I just listened to this album three times in a row while I tried to figure out how I wanted to describe it. Did I want to start by saying this album is light and airy? Or maybe filled with infectious melodies? How about a showcase for Alina’s lovely soprano? After several stops and starts, I think the best way to start is by saying, Love Is Te Quiero is all of these things, but most importantly, it is music to make you smile. From the opening notes of “Love Is” through the closing chords of “Los Pollitos,” listeners will feel their spirits lift while their and minds and bodies fill with joy.
Alina Celeste’s Cuban-American upbringing is evident throughout the entire album as she deftly weaves bluegrass, Caribbean, and Latin American sounds together to create a delightful tapestry of songs. The eleven tracks are artfully arranged to smoothly flow back and forth between those performed in English and those in Spanish. Featuring repeated lyrics set to catchy tunes, every song invites listeners to join in no matter their native language. Standouts include the 1943 Spanish children’s song “Vaca Lechera” and “Baila Conmigo.” If you are looking for storytime songs, try “Coquinas” which will have children counting to ten in Spanish, while “Clap Your Hands” will get children up and moving. (The words mama and papa in this song can easily be changed to suit your audience.)
Love Is Te Quiero will find a home with families and storytime presenters alike. For a taste of Alina Celeste’s style of music, take a peek at her vast catalog of videos on YouTube.
I’m guessing that roots music aficionado Sean McCollough probably knows a thing or two about earworms. Having studied music from a very young age, McCollough performs music professionally, serves as a professor of music at the University of Tennessee, and is the host of The Kidstuff Show on WDVX. I’m sure in these various capacities, that he’s gotten more than one song stuck in his head. And you will too while listening to his latest album for children, Earworm.
The album opens with the title track which in a very meta way is itself an earworm. The simple melody, combined with catchy lyrics – “It’s an earworm, it’s not a wiggly worm, it’s not a squirmy worm, it’s just another term for a song stuck in your head” – will quickly engage listeners and play on repeat in their heads. A combination of original tunes and cover songs fill out the album’s often rock/pop tinged Americana sound. Some of the songs are just fun little ditties like “Her Name Was Lady” which gives a list of the names given to a variety of different goats while others like “Fuzzy Brown Vine (aka Poison Ivy)” teach children valuable information. “ABC (The Writing Song)” provides a new tune to learn the ABCs by as well as encourages children to try their hand at all kinds of writing from short things like haikus to long novels. Many listeners will relate to the very true tale of “Carsick” while others will appreciate the message of “Don’t Let them Get Yer Goat.” A couple of special guests join in the fun as well. Molly Ledford appears on her original tune, “Sunsphere” while Billy Jonas joins McCollough on the polyrhythmic chant, “Green Means Go.”

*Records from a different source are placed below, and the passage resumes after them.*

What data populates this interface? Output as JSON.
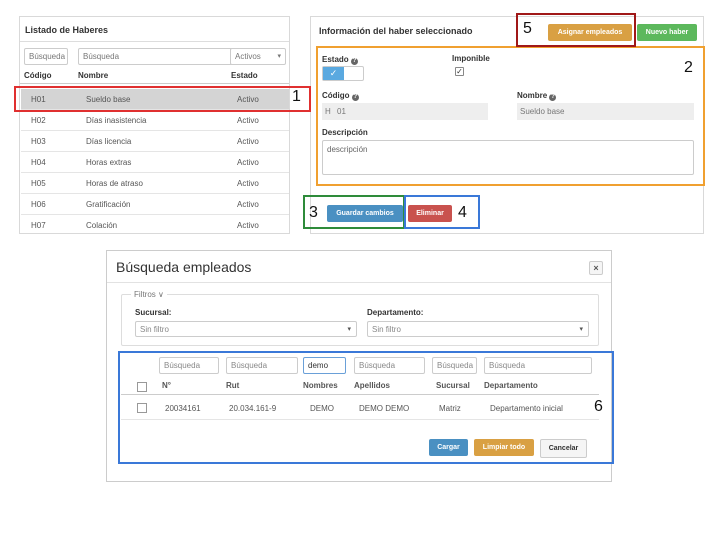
{
  "left": {
    "title": "Listado de Haberes",
    "filters": {
      "codigo_placeholder": "Búsqueda",
      "nombre_placeholder": "Búsqueda",
      "estado_value": "Activos"
    },
    "columns": [
      "Código",
      "Nombre",
      "Estado"
    ],
    "rows": [
      {
        "codigo": "H01",
        "nombre": "Sueldo base",
        "estado": "Activo"
      },
      {
        "codigo": "H02",
        "nombre": "Días inasistencia",
        "estado": "Activo"
      },
      {
        "codigo": "H03",
        "nombre": "Días licencia",
        "estado": "Activo"
      },
      {
        "codigo": "H04",
        "nombre": "Horas extras",
        "estado": "Activo"
      },
      {
        "codigo": "H05",
        "nombre": "Horas de atraso",
        "estado": "Activo"
      },
      {
        "codigo": "H06",
        "nombre": "Gratificación",
        "estado": "Activo"
      },
      {
        "codigo": "H07",
        "nombre": "Colación",
        "estado": "Activo"
      }
    ]
  },
  "right": {
    "title": "Información del haber seleccionado",
    "assign_label": "Asignar empleados",
    "new_label": "Nuevo haber",
    "estado_label": "Estado",
    "imponible_label": "Imponible",
    "codigo_label": "Código",
    "codigo_prefix": "H",
    "codigo_value": "01",
    "nombre_label": "Nombre",
    "nombre_value": "Sueldo base",
    "descripcion_label": "Descripción",
    "descripcion_value": "descripción",
    "save_label": "Guardar cambios",
    "delete_label": "Eliminar"
  },
  "annotations": {
    "n1": "1",
    "n2": "2",
    "n3": "3",
    "n4": "4",
    "n5": "5",
    "n6": "6"
  },
  "modal": {
    "title": "Búsqueda empleados",
    "close": "×",
    "filtros_legend": "Filtros ∨",
    "sucursal_label": "Sucursal:",
    "sucursal_value": "Sin filtro",
    "departamento_label": "Departamento:",
    "departamento_value": "Sin filtro",
    "filters": {
      "n_placeholder": "Búsqueda",
      "rut_placeholder": "Búsqueda",
      "nombres_value": "demo",
      "apellidos_placeholder": "Búsqueda",
      "sucursal_placeholder": "Búsqueda",
      "departamento_placeholder": "Búsqueda"
    },
    "columns": [
      "N°",
      "Rut",
      "Nombres",
      "Apellidos",
      "Sucursal",
      "Departamento"
    ],
    "row": {
      "n": "20034161",
      "rut": "20.034.161-9",
      "nombres": "DEMO",
      "apellidos": "DEMO DEMO",
      "sucursal": "Matriz",
      "departamento": "Departamento inicial"
    },
    "cargar_label": "Cargar",
    "limpiar_label": "Limpiar todo",
    "cancelar_label": "Cancelar"
  },
  "colors": {
    "red": "#e03030",
    "orange": "#f0a030",
    "green": "#2e8b3a",
    "blue": "#3a78d8",
    "darkred": "#a01818",
    "teal": "#4a90c2",
    "amber": "#d9a043",
    "btn_green": "#5cb85c",
    "btn_red": "#c9524e"
  }
}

Earworm features accompaniment filled with a wide range of instruments with everything from a mandolin to African drums. While the musicianship is top-notch, it’s McCollough’s slightly gravely voice however that lends the album a sound that will appeal to children and adults alike. Like it’s namesake, Earworm will slowly make it’s way into your head and before you know it, you’ll be humming the various tunes and happily asking yourself – where do I know that from?

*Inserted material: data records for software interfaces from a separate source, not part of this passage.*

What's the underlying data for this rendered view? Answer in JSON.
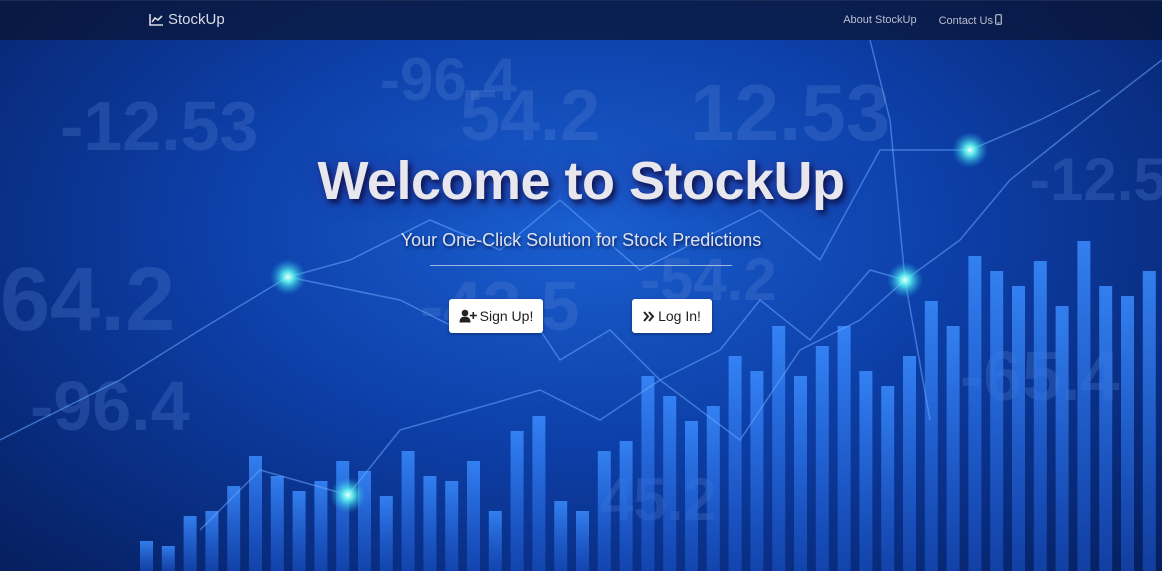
{
  "nav": {
    "brand": "StockUp",
    "links": [
      {
        "label": "About StockUp"
      },
      {
        "label": "Contact Us"
      }
    ]
  },
  "hero": {
    "title": "Welcome to StockUp",
    "subtitle": "Your One-Click Solution for Stock Predictions",
    "signup_label": "Sign Up!",
    "login_label": "Log In!"
  },
  "background_numbers": [
    "-12.53",
    "54.2",
    "12.53",
    "-96.4",
    "64.2",
    "-42.5",
    "-54.2",
    "-96.4",
    "-12.5",
    "45.2",
    "-65.4"
  ],
  "icons": {
    "brand": "line-chart-icon",
    "contact": "mobile-phone-icon",
    "signup": "user-plus-icon",
    "login": "double-chevron-right-icon"
  },
  "colors": {
    "background": "#0d3fa8",
    "navbar": "#0a1432",
    "title": "#e9e7ee",
    "button": "#ffffff",
    "glow": "#5ff5f0"
  }
}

*While taking a listen to the 13 songs in this collection, take a few moments to check out the album’s cover featuring artwork by Knoxville-based printmaker Riley Bronough. Riley first came to McCollough’s attention when his wife bought a couple of Riley’s prints at an art show. Liking the look of the linocuts, McCollough contacted Riley and the Earworm album cover was born. What at first appears to be simple line drawings featuring just three main characters quickly becomes a seek and find for some of the things mentioned on the album. For more information on Riley and her art, visit www.cleversomedayprints.com.